Still, the majority are poor and, until now, have had little chance of upward economic or social mobility. This plus-or-minus 60 percent of the Mexican population forms the basic work force which will gain most from NAFTA. Collectively, they are hard-working, ingenious, willing, adaptable, and, when given the chance, ambitious. Their only defects are a certain servility (vestiges of colonialism that persist) and inflexibility when faced with exceptions to standard procedures (following orders without exc eption - especially at low bureaucratic levels - has been ingrained).
The very cream of the Mexican work force has been lost. They are the ones with the ambition and drive to get ahead: the bravest of the brave. They are the ones who, against all odds, crossed the border into the US to make a better living for themselves and their families. Without knowing either the language or customs, millions have plunged into the unknown and, through sheer desire to succeed, have formed the enormous Mexican-American community in the US. The fact that this community has been so success ful - with a far lower percentage on welfare than most minorities - is testimony to the adaptability of the Mexican worker to a competitive capitalistic system.
And those who have not immigrated are not much different. They share the same basic characteristics. Usually circumstance, more than lack of ambition, has kept them in Mexico. With the extreme youth of the Mexican population, there will be a steady stream of such able workers for the future. When opportunities come to Mexico, it will retain the best of its work force. Then, through competition for their services, the earning power of the workers will rise, just as President Carlos Salinas de Gortari has promised, and the middle class will inexorably grow.
The future is not nearly so bright for the Mexican managerial class. With notable exceptions, they simply lack the tools, the temperament, or the will to be competitive with managers of the first-world firms. The former protectionist system allowed them liberties of mediocrity which will not be available in the near future.
Most Mexican businesses are family-owned, and it is traditional for succeeding generations to move right into managerial positions when they come of age. In the US sons and daughters go into their parents' businesses, too. The difference is that there the children have been working each summer vacation since they were 16 and they don't start at the top. They learn the business from the bottom up.
Mexican owners and managers tend to act imperiously, and they will quickly begin to pay for being out of touch with their employees and customers. Unless they change their ways, the arrogant will shortly be out of business and those more in touch with humanity will be in their places.

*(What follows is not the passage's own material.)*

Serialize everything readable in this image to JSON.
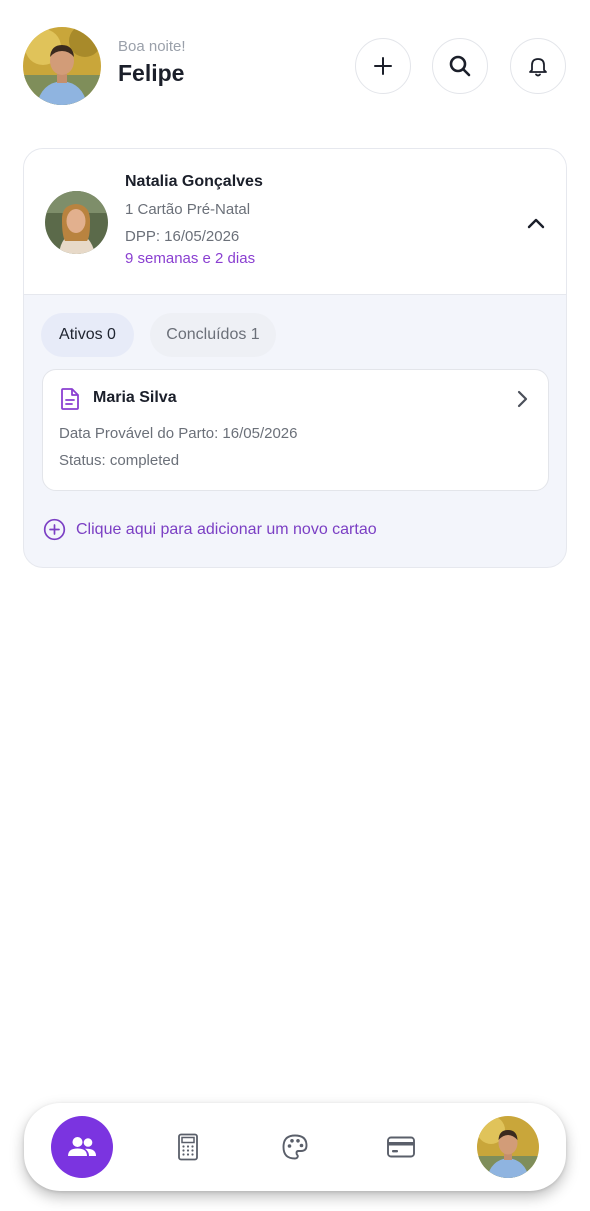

On balance, Mexico will gain from NAFTA. And when its market potential expands, the US and Canada will reap substantial benefits.